According to the latest Zhaopin survey, state-owned enterprises are the places most students want to work, while only 17.4% want to work in private companies.
In the next few weeks, the Chinese labor market will see a record number of graduates of 10.8 million. Finding employment opportunities for graduate students is a headache for the Chinese government, which is struggling to deal with outbreaks of the disease.
The outlook for this sector is considered quite bleak. Some universities in China are even urging final-year students to postpone their graduation. The students told Caixin news agency that they have not been approved by the university to defend their thesis unless they find a job. Meanwhile, some students have opted for self-employment in order to earn a diploma. According to online recruitment website Zhaopin, as of April, less than a quarter of Chinese graduates had received job offers.
According to Bloomberg, state-funded universities are struggling. In May, China’s urban student unemployment rate hit a record high of 18.4%. Estimates from Bank of America Merrill Lynch show that, by July, the peak of graduation season, that number could be as high as 23%. Therefore, Chinese universities are trying to defuse the situation. In general, the blockades aimed at controlling the pandemic also put a lot of pressure on the youth unemployment rate.
In China, more and more students want to work in government agencies after graduating from school. According to the latest Zhaopin survey, state-owned enterprises are the places most students want to work, while only 17.4% want to work in private companies.
According to experts, the employment outlook in China is even worse than when the Covid-19 epidemic broke out in early 2020. According to China’s National Bureau of Statistics, the urban unemployment rate has increased by 0, 3 percentage points to 6.1% in April, the highest level since March 2020. In the first three months of this year, more than 60% of Chinese graduates said they were facing stiff competition. According to Zhaopin’s survey, about 55% decreased their expectations of their employment.
In the past, high-paying industries – such as technology and education – were often favored by good students. These sectors also employ tens of millions of young people, despite criticism for a toxic work culture and discrimination against older job seekers. Now, many young Chinese are flocking to state jobs, which are seen as more stable and with more benefits.
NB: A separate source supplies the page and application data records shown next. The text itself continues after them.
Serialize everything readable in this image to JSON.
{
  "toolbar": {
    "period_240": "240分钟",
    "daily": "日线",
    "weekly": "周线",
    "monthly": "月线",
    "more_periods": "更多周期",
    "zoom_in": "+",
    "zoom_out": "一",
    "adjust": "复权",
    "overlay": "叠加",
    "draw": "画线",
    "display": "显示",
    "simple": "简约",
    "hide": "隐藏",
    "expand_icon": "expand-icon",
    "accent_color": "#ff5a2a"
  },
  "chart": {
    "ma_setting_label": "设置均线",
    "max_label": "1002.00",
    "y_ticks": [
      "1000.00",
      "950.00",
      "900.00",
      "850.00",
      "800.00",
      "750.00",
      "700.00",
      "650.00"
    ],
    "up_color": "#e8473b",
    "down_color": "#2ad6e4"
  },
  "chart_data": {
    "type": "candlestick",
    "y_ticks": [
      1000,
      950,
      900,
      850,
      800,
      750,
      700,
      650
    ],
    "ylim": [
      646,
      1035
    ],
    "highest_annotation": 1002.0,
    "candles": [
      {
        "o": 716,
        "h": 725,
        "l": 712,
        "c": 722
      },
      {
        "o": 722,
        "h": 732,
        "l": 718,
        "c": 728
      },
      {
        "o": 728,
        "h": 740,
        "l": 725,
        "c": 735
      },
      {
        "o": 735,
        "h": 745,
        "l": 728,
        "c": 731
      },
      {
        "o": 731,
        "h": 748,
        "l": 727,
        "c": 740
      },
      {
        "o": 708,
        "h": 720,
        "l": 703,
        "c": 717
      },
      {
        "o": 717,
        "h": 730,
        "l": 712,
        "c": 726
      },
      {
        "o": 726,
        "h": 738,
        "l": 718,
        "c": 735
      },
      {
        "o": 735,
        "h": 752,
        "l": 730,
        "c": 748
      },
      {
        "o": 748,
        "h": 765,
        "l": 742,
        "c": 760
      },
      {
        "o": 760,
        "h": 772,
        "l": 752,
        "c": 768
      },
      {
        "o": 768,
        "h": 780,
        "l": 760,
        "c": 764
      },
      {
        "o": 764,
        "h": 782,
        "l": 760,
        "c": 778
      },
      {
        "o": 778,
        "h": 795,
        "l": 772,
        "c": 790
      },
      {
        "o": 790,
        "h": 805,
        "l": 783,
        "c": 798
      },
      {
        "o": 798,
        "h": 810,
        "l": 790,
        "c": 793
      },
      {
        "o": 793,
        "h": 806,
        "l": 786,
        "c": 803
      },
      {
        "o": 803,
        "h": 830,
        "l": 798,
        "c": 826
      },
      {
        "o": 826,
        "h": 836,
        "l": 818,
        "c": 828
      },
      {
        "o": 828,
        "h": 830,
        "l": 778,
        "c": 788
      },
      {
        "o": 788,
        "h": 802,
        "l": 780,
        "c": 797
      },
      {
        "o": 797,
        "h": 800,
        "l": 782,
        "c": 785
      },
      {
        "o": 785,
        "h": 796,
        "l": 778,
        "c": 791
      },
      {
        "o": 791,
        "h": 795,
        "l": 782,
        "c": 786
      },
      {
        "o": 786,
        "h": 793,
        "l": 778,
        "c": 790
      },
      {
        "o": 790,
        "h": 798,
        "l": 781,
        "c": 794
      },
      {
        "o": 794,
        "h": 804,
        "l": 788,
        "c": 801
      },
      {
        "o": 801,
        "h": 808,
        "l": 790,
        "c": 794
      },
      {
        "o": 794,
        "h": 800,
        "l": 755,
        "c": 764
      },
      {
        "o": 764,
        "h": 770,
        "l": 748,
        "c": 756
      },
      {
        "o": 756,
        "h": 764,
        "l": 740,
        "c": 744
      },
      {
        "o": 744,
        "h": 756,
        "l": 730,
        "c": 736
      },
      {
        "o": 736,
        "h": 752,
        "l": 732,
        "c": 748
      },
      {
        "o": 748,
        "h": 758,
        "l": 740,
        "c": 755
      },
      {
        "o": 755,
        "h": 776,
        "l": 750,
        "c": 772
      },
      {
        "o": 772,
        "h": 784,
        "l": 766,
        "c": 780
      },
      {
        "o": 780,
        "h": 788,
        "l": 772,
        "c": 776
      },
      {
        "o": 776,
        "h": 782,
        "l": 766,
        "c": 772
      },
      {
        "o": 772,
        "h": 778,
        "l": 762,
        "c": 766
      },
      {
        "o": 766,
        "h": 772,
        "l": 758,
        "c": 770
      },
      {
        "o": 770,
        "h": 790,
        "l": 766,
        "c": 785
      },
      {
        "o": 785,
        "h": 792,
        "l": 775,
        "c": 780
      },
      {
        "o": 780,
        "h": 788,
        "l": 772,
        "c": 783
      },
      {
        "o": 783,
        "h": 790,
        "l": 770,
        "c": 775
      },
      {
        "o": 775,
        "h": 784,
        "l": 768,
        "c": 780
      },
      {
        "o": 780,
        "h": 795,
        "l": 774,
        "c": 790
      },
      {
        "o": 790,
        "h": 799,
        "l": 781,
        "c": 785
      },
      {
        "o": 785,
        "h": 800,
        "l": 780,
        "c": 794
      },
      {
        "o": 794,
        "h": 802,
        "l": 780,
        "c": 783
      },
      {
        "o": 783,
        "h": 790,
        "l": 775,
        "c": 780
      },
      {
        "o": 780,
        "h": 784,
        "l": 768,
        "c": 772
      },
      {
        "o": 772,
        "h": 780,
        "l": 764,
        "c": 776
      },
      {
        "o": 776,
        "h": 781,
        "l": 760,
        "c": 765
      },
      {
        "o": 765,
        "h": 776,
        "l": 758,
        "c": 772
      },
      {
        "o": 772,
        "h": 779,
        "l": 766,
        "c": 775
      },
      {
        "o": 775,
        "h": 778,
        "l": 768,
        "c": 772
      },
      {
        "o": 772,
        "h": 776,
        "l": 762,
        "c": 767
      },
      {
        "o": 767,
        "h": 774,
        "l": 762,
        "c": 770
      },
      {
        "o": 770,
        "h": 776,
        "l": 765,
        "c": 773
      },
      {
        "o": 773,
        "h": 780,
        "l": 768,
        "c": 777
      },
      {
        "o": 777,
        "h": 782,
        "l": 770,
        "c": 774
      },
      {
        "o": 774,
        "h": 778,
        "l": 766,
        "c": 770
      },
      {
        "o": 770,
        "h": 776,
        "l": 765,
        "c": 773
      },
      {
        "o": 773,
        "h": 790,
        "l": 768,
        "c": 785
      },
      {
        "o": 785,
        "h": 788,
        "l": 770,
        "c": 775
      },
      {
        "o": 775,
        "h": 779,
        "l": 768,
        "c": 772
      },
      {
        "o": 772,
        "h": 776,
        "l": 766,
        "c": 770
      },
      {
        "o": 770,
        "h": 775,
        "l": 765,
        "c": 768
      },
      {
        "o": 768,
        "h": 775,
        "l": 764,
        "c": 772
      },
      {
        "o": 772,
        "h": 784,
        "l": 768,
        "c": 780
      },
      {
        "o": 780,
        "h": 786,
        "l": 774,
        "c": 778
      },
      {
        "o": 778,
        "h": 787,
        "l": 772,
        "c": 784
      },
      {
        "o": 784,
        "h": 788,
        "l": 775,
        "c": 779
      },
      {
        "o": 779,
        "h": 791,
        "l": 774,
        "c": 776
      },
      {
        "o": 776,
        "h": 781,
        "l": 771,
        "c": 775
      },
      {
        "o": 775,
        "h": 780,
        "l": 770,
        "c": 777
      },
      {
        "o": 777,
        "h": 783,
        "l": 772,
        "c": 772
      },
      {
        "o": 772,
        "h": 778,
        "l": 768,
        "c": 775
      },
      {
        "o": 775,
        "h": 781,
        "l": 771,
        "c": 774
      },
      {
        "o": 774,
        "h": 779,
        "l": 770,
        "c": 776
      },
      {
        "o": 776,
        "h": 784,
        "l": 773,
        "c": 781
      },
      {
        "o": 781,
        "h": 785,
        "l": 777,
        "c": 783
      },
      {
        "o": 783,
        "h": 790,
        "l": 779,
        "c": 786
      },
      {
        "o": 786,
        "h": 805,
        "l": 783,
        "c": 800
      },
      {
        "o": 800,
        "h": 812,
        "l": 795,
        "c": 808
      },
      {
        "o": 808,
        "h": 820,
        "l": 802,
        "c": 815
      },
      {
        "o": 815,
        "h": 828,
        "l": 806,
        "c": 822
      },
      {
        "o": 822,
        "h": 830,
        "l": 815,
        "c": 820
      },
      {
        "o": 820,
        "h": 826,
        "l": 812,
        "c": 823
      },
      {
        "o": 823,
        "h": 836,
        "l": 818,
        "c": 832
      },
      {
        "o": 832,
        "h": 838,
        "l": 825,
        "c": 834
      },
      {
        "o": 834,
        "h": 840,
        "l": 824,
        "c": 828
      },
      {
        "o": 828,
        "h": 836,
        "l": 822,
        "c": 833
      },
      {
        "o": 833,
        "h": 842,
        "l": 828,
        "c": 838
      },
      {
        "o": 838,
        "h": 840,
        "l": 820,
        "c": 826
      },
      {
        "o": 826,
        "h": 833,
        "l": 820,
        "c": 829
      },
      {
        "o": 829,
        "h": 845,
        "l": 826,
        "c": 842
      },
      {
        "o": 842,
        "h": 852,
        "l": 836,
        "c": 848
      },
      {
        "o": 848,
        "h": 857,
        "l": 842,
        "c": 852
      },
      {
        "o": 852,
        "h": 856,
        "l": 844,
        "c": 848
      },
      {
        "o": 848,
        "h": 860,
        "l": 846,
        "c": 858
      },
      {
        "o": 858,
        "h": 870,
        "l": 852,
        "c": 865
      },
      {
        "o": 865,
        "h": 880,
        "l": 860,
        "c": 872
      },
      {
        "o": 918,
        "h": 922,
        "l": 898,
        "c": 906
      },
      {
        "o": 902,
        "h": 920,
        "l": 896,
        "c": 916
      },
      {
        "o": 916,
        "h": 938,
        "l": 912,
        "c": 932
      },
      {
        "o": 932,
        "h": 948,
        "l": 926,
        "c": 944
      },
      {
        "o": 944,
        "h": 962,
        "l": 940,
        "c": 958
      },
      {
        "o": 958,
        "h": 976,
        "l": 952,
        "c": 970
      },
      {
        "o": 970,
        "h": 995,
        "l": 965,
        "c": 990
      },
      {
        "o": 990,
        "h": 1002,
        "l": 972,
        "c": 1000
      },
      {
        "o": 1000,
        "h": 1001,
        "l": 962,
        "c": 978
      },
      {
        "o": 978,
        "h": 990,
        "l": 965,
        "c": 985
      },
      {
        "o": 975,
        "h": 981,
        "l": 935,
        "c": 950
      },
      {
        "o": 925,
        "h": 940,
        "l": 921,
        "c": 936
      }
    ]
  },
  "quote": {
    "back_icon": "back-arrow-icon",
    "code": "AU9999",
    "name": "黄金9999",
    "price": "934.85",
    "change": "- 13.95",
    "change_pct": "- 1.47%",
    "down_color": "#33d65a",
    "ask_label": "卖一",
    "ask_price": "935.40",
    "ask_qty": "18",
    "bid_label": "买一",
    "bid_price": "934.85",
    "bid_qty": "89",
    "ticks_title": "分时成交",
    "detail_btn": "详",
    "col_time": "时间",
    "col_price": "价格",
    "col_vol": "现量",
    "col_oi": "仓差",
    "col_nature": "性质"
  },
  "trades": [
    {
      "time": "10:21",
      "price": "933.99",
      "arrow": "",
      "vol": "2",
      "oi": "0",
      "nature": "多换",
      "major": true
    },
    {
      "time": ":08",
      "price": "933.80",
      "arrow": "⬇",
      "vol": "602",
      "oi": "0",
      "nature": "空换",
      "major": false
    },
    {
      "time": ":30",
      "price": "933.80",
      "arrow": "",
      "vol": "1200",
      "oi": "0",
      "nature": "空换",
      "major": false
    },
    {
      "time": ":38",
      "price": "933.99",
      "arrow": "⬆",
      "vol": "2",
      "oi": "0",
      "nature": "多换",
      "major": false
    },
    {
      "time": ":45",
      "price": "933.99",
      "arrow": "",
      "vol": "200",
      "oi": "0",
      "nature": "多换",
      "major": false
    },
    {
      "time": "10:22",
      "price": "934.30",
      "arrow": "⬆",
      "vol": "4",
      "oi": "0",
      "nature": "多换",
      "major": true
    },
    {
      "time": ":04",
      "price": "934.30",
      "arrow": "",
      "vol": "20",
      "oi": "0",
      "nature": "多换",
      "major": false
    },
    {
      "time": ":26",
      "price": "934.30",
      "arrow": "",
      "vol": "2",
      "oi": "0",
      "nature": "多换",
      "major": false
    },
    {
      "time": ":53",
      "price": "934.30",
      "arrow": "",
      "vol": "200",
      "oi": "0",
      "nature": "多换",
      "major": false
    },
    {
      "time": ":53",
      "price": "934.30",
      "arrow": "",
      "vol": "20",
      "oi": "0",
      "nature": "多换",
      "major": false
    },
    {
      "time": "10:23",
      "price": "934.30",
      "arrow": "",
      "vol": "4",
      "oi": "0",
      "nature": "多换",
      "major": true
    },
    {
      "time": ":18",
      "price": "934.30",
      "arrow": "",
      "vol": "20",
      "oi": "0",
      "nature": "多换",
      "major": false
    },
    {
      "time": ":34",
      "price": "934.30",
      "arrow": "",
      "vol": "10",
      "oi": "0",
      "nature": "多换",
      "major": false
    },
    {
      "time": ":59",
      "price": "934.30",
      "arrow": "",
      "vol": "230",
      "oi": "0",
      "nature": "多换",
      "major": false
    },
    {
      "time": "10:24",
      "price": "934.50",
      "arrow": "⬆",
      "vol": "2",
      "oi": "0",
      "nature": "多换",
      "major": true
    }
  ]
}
However, this is what makes it difficult for the Chinese government. Since the late 1990s, state-owned enterprises have cut back on recruitment, as the number of urban workers halved to around 55 million. In addition, government jobs are also highly desired, but the number of new hires remains stable at about 170,000 people per year.
Over the past decade, the private sector has been China’s largest employer, with about 150 million urban workers. Cities in the mainland have more than 110 million people self-employed, this is the group working with part-time contracts, odd jobs and in the sharing economy. A few make money by becoming influencers on social networking platforms.
In a clear sign of how difficult it is for workers to find jobs in the city, Yunnan province recently offered new university graduates an annual stipend of 50,000 yuan. (7,464)/person to return to work in the villages. This allowance is not small, when the above figure is equivalent to 5 months of starting salary for graduates of elite schools such as Tsinghua University.
The average monthly salary in China in 38 major cities was 10,014 yuan ($1,502) in the first quarter of 2022, down 1% year-on-year and up 10.5% year-on-year in 2020. According to Zhaopin , the average monthly salary for bachelor’s degree holders rose 1.8% year-on-year to 12,033 yuan.
Two years ago, China’s job market recovered quickly when the pandemic was brought under control. At that time, the impact of the epidemic on the economy was still not too great because only the small area around Wuhan was affected. Within 3 months, people’s lives were back to normal.
The current job market has not recovered so positively. The tightening of regulations on the technology sector has made young people afraid to apply for jobs to these businesses, even though they have internet knowledge. Shanghai and Beijing, where 18 of the 20 universities have students with the highest starting salaries in the country, have been in lockdown since April.
Meanwhile, the university enrollment rate in the past 10 years has “produced” a large labor force, overloading the economy. HSBC estimates that recent graduates in China now account for more than half of the new labor supply, with literature and arts one of the most popular majors.
Refer to Bloomberg